Tip No. 3: Reduce processed (and fried) food intake.
And third is processed foods. We'll put that in the same category, too, as fried foods. If it's coming out of a box , it's not made from the ground. They have to add things to it to preserve it and keep it on the shelves longer. So the longer the shelf life, usually the more preservatives.
The most common preservatives you see in food are salt and sugar. They're cheap ways to preserve the foods. They also make them taste better so we're more likely to eat more of those foods. So opt for whole real foods.
Leafy green vegetables are great for you. Really any vegetable, especially if it grows above the ground. So the above-ground vegetables are going to be a lot fewer carbohydrates.
A way to remember the difference between a fruit or vegetable that grows above the ground or below the ground...The ones below the ground are higher in starch and you have to cook it to bite into it. So if you're like, I don't really know where this vegetable is grown, just use that as a tip. No one's going to go pick up an unbaked potato and take a bite out of it like an apple. You have to cook it to eat it. It just changes the chemistry of it and it's higher carbohydrates in those types of vegetables.
Ideally also your vegetable content is higher than your fruits. Fruits and vegetables are both good for you, but vegetables going to have lower carbohydrates, which in turn is going to help to manage your hunger and your weight as well.
Tip No. 4: Keep an eye on your sodium intake.
And then one other other food to really, or type of thing you could have in your food, is sodium content. Foods high in sodium are going to make us bloat, retain water, and make our blood vessels pump harder and put more strain on our heart.
Be conscious of foods that, especially Asian foods that have a lot of soy sauce. One packet of soy sauce is like 230 milligrams. If you're monitoring your sodium intake under 2,300 milligrams per day is just general guidance.
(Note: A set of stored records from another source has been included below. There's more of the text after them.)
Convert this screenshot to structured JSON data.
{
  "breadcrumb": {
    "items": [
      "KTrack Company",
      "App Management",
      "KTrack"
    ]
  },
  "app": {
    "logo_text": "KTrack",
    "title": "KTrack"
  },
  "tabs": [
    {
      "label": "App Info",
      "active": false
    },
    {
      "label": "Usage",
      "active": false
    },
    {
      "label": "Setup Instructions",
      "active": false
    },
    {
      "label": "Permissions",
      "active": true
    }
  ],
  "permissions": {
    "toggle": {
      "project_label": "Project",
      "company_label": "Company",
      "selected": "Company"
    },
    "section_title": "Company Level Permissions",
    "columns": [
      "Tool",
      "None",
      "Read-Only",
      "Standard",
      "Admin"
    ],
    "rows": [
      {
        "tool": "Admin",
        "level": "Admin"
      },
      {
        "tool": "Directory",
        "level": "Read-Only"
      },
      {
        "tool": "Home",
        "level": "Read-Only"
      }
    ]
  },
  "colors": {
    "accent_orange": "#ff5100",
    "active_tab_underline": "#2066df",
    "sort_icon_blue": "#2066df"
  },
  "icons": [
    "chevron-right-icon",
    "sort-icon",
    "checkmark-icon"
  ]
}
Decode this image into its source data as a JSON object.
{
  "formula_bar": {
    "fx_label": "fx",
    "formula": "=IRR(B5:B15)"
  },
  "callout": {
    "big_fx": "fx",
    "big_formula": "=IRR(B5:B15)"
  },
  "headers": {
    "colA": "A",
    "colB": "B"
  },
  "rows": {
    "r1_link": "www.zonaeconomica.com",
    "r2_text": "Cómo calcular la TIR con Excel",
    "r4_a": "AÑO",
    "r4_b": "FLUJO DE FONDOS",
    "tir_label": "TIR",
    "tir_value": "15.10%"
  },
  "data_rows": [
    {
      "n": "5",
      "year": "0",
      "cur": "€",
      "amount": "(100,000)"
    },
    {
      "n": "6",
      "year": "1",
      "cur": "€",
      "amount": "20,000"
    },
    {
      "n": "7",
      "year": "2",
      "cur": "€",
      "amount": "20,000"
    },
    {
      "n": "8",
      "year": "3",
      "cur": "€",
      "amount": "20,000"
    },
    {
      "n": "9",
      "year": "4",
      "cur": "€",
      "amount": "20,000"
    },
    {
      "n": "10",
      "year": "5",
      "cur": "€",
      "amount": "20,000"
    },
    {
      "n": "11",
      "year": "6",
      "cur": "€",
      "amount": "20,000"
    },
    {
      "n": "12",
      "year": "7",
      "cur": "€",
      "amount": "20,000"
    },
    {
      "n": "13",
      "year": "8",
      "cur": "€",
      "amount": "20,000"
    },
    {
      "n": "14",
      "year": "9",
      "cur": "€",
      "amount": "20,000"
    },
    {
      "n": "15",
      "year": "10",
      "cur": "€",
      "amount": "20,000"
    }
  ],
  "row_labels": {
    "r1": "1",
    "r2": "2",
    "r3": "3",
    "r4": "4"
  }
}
But if you have high blood pressure, they actually recommend less than 1,500 milligrams. Most Americans eat around 3,000 milligrams of sodium, so you don't necessarily have to add a lot of salt to your food to have high sodium in your diet.